How Does Louisiana Calculate Pain and Suffering Damages?

Suppose you have been harmed in a personal injury accident due to another person’s careless or negligent actions. In that case, you may be entitled to compensation for your medical bills, auto repair bills, and lost income. But what about the emotional distress you felt during and after the crash?

In any personal injury case, Louisiana law considers a victim’s mental distress and suffering as well as their financial losses, which is regarded as pain and suffering. Any chronic pain or mental anguish that results from the injury could also have a lasting impact on your quality of life — and finances.

What these losses entail and how they are calculated is where things can get more confusing. 

What Does Pain and Suffering Mean in Louisiana?

In a car accident claim example, your losses are called “damages.” These could be economic damages, which are the financial losses you’ve suffered, including lost wages, reduced earning potential, medical bills, property damage, etc. (These could also be called monetary damages, special damages, or pecuniary damages.) 

Non-economic damages, on the other hand, refer to the more abstract concepts such as the mental distress or physical pain you experience as a result of the accident. These are commonly called “pain and suffering.” More specific examples of each type are below: 

  • Physical pain and suffering: Your actual pain resulting from the physical injuries and discomfort you sustained during and since the injury. Some examples of physical problems qualifying as “pain and suffering” might be chronic back or neck pain, traumatic brain injury, broken or fractured bones, headaches, nerve damage, internal organ damage, dislocated joints, scarring, disfigurement, pulled or sprained muscles or paralysis. 
  • Mental pain and suffering: This pain is usually the by-product of the accident and more often emotional in nature. It can include depression, psychological trauma, grief, persistent fear, anxiety, PTSD, anger issues, diminished quality of life, loss of enjoyment, lack of purpose or energy, humiliation, shock, insomnia, sexual dysfunction, or cognitive changes due to a head injury.

How Do You Calculate Pain and Suffering in Louisiana?

Because pain and suffering cannot be clearly represented by a dollar amount like economic damages can, calculating it can be challenging. As a starting point, questions like this may be considered: 

  • How much will your daily life be changed?
  • Were you hospitalized? 
  • Is your mobility limited?
  • Are you permanently disabled or disfigured?
  • Will your injury impact your responsibilities at home or work?

From there, the following methods can be used for guidance in calculating pain and suffering compensation, but keep in mind this is only a guide, and an experienced personal injury attorney is needed to give a more specific estimate. 

  1. Multiplier method: The multiplier method adds up all of the monetary losses from the accident and then multiplies them by a number between one and five (the more severe the injury, the higher the multiplier). For example, if you’ve suffered $35,000 in economic damages and we use a multiplier of two, you could be entitled to $70,000 for pain and suffering. 
  1. Daily rate method: This is also known as the “per diem” method, and can sometimes be used to calculate pain and suffering in Louisiana. This approach provides the victim with a specific dollar amount every day they have to cope with their injuries. It may be equal to your actual daily earnings. Once the number is identified, the value is multiplied by the number of days your life has been affected.

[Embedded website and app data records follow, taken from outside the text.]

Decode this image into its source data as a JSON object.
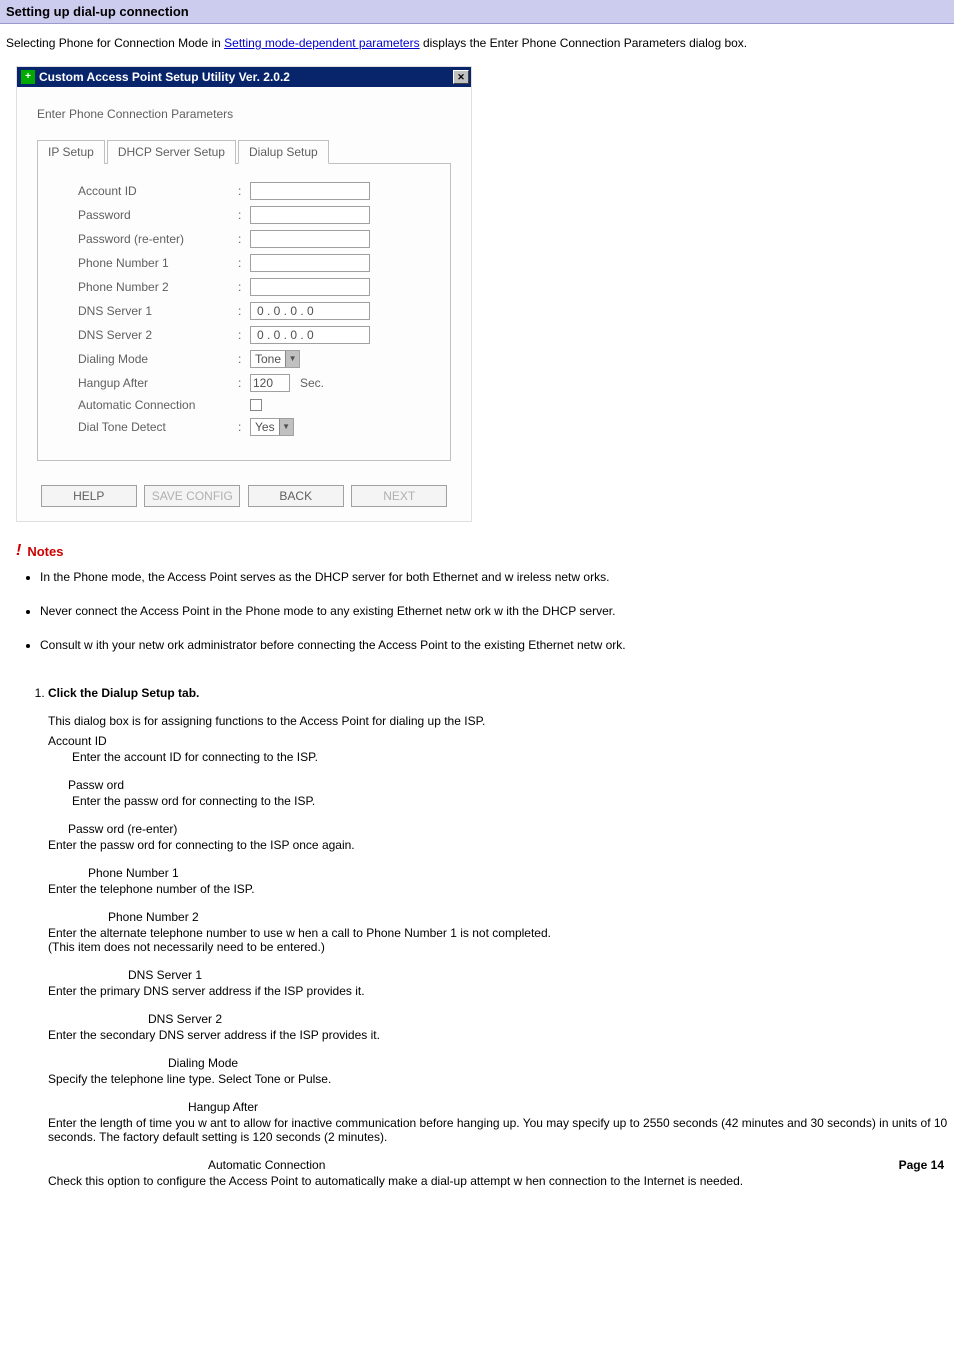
{
  "section_title": "Setting up dial-up connection",
  "intro_before": "Selecting Phone for Connection Mode in ",
  "intro_link": "Setting mode-dependent parameters",
  "intro_after": " displays the Enter Phone Connection Parameters dialog box.",
  "dialog": {
    "title": "Custom Access Point Setup Utility  Ver.  2.0.2",
    "subtitle": "Enter Phone Connection Parameters",
    "tabs": [
      "IP Setup",
      "DHCP Server Setup",
      "Dialup Setup"
    ],
    "active_tab": 2,
    "fields": {
      "account_id": "Account ID",
      "password": "Password",
      "password_re": "Password (re-enter)",
      "phone1": "Phone Number 1",
      "phone2": "Phone Number 2",
      "dns1": "DNS Server 1",
      "dns2": "DNS Server 2",
      "dialing_mode": "Dialing Mode",
      "hangup_after": "Hangup After",
      "auto_conn": "Automatic Connection",
      "dial_tone": "Dial Tone Detect"
    },
    "values": {
      "dns1": "0  .  0  .  0  .  0",
      "dns2": "0  .  0  .  0  .  0",
      "dialing_mode": "Tone",
      "hangup_after": "120",
      "hangup_unit": "Sec.",
      "dial_tone": "Yes"
    },
    "buttons": {
      "help": "HELP",
      "save": "SAVE CONFIG",
      "back": "BACK",
      "next": "NEXT"
    }
  },
  "notes_label": "Notes",
  "notes": [
    "In the Phone mode, the Access Point serves as the DHCP server for both Ethernet and w ireless netw orks.",
    "Never connect the Access Point in the Phone mode to any existing Ethernet netw ork w ith the DHCP server.",
    "Consult w ith your netw ork administrator before connecting the Access Point to the existing Ethernet netw ork."
  ],
  "step1_title": "Click the Dialup Setup tab.",
  "step1_intro": "This dialog box is for assigning functions to the Access Point for dialing up the ISP.",
  "defs": {
    "account_id": {
      "name": "Account ID",
      "desc": "Enter the account ID for connecting to the ISP."
    },
    "password": {
      "name": "Passw ord",
      "desc": "Enter the passw ord for connecting to the ISP."
    },
    "password_re": {
      "name": "Passw ord (re-enter)",
      "desc": "Enter the passw ord for connecting to the ISP once again."
    },
    "phone1": {
      "name": "Phone Number 1",
      "desc": "Enter the telephone number of the ISP."
    },
    "phone2": {
      "name": "Phone Number 2",
      "desc1": "Enter the alternate telephone number to use w hen a call to Phone Number 1 is not completed.",
      "desc2": "(This item does not necessarily need to be entered.)"
    },
    "dns1": {
      "name": "DNS Server 1",
      "desc": "Enter the primary DNS server address if the ISP provides it."
    },
    "dns2": {
      "name": "DNS Server 2",
      "desc": "Enter the secondary DNS server address if the ISP provides it."
    },
    "dialing": {
      "name": "Dialing Mode",
      "desc": "Specify the telephone line type. Select Tone or Pulse."
    },
    "hangup": {
      "name": "Hangup After",
      "desc": "Enter the length of time you w ant to allow  for inactive communication before hanging up. You may specify up to 2550 seconds (42 minutes and 30 seconds) in units of 10 seconds. The factory default setting is 120 seconds (2 minutes)."
    },
    "auto": {
      "name": "Automatic Connection",
      "desc": "Check this option to configure the Access Point to automatically make a dial-up attempt w hen connection to the Internet is needed."
    }
  },
  "page_label": "Page 14"
}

For example, if you make $15 an hour in a full-time job (40 hours per week), your daily rate would be $120 per day. If it takes 90 days to settle your claim and complete physical therapy, you’d be entitled to $10,800 for your pain and suffering. Note: your daily rate can decrease as more time goes by which is why it’s important to file a claim immediately. 

  1. Jurisprudential method: With the jurisprudential method, a lawyer, judge or jury looks for similar cases that happened in the past to compare yours to and use as a foundation to determine your current accident case value. 

For example, if someone involved in a car accident in Louisiana in 2017 had injuries similar to yours and received $60,000 in pain and suffering damages, your lawyer could argue that that’s what you deserve, too. 

Does Louisiana Place a Cap on Pain and Suffering Damages?

Some states put a cap on the amount of money you can collect for pain and suffering. In Louisiana, the maximum damages depends on the details of the accident. If you have been harmed in a personal injury accident involving a motor vehicle, Louisiana does not put a cap on pain and suffering damages. 

However, if the claim involves medical malpractices or is against a government agency, the cap for pain and suffering damages is $500,000. 

You Deserve Compensation for Your Pain and Suffering

There are many complexities involved in figuring out how much pain and suffering compensation you’re entitled to. If you or a loved one has been involved in a personal injury accident, and you wish to discuss the specifics of your case in a free consultation with an experienced personal injury lawyer, please contact us today.